── PROVIDED RECORDS ──
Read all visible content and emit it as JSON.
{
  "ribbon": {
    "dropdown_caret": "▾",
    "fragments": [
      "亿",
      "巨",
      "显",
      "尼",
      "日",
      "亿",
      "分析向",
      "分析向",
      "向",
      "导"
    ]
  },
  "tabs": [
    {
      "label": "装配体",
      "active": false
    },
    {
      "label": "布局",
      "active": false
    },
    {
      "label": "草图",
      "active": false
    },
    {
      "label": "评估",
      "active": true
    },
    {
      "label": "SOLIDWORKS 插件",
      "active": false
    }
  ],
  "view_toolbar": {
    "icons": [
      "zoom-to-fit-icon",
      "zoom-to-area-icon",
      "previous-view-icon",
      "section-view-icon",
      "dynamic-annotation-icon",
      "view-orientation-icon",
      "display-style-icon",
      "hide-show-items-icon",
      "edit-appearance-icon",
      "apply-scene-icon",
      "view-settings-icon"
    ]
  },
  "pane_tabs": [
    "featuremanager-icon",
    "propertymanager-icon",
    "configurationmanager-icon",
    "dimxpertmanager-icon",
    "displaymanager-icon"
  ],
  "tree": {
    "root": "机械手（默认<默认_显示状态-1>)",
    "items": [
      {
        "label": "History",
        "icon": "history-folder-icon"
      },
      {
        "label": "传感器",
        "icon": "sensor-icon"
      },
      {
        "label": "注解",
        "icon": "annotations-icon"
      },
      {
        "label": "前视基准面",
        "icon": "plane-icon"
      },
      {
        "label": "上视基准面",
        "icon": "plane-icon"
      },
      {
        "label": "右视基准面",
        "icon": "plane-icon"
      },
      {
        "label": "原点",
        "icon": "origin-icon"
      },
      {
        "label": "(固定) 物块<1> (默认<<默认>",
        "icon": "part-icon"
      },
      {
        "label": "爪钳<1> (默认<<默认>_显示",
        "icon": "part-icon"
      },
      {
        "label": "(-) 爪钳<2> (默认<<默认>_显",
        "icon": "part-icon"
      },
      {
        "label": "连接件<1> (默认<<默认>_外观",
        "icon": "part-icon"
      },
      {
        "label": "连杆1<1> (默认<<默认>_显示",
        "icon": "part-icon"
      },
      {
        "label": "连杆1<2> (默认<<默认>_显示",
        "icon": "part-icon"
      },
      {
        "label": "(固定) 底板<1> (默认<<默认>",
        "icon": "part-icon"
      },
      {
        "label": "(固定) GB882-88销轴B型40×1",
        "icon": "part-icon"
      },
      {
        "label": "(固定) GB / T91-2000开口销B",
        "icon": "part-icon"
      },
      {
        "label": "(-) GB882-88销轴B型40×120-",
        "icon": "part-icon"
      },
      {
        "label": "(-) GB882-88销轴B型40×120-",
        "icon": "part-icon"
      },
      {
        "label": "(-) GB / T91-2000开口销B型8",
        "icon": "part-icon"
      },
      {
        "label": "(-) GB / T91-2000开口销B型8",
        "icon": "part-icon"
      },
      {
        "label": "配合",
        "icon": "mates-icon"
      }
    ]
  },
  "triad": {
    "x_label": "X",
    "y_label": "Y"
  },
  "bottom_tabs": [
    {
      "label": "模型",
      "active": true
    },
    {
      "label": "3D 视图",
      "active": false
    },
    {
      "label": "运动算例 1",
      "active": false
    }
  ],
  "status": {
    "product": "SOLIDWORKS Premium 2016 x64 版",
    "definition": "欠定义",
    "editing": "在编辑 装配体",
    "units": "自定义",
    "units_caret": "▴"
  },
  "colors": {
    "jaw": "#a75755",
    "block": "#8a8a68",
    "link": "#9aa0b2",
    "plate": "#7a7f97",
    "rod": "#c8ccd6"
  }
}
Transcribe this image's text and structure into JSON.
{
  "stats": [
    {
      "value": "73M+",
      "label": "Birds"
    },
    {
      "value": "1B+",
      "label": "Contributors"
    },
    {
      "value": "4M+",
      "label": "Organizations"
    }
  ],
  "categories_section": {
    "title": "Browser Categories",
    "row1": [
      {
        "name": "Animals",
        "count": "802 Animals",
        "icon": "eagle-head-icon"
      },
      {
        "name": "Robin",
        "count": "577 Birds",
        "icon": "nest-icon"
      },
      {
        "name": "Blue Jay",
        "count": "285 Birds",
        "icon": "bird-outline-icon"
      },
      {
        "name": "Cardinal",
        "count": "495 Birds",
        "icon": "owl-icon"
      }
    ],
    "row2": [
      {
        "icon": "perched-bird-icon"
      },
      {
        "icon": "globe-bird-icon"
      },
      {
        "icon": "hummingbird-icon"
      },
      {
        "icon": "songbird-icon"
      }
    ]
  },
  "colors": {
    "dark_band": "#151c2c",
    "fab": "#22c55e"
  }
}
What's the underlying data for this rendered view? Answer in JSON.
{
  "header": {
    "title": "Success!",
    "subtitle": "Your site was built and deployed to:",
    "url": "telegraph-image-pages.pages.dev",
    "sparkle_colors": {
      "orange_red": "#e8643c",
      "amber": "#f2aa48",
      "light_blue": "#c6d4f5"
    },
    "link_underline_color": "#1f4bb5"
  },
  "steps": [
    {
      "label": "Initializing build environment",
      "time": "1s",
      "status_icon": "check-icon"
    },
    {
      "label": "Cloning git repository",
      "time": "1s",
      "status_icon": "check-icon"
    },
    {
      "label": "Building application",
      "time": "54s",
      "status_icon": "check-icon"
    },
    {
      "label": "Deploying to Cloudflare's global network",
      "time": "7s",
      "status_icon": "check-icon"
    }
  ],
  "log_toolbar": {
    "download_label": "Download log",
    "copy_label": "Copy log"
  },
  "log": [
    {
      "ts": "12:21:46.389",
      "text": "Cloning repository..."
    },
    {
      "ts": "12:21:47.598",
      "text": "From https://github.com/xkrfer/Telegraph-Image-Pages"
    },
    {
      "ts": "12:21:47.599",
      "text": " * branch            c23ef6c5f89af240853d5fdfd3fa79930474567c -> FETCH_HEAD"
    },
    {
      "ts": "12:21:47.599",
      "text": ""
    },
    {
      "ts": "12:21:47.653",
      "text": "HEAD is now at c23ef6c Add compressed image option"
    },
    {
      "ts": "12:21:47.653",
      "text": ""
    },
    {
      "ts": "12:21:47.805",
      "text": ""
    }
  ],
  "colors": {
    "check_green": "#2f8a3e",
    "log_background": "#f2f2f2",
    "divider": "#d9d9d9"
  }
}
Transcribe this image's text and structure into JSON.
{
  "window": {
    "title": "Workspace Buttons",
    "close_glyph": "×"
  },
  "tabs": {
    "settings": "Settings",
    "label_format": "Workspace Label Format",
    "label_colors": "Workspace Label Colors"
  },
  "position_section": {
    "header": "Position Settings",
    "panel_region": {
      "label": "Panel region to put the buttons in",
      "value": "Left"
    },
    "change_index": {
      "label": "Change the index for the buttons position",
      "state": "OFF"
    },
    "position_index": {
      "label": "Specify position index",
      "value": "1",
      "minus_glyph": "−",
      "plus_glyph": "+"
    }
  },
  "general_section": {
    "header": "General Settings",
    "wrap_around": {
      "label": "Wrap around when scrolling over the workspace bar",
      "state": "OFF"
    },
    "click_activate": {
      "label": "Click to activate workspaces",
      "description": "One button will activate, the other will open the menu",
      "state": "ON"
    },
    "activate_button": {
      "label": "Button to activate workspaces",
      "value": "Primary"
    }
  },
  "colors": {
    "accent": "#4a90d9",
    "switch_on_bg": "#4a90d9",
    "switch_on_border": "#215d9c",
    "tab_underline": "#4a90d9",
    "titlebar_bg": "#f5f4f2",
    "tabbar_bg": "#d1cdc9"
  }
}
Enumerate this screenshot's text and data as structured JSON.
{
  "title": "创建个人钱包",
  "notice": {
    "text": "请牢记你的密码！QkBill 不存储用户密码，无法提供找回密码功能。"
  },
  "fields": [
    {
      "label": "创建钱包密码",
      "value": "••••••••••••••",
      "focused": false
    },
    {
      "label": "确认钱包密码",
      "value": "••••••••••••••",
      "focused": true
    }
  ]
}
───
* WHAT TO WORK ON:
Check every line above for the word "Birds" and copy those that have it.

* SOLUTION FOR THIS TASK:
      "label": "Birds"
        "count": "577 Birds",
        "count": "285 Birds",
        "count": "495 Birds",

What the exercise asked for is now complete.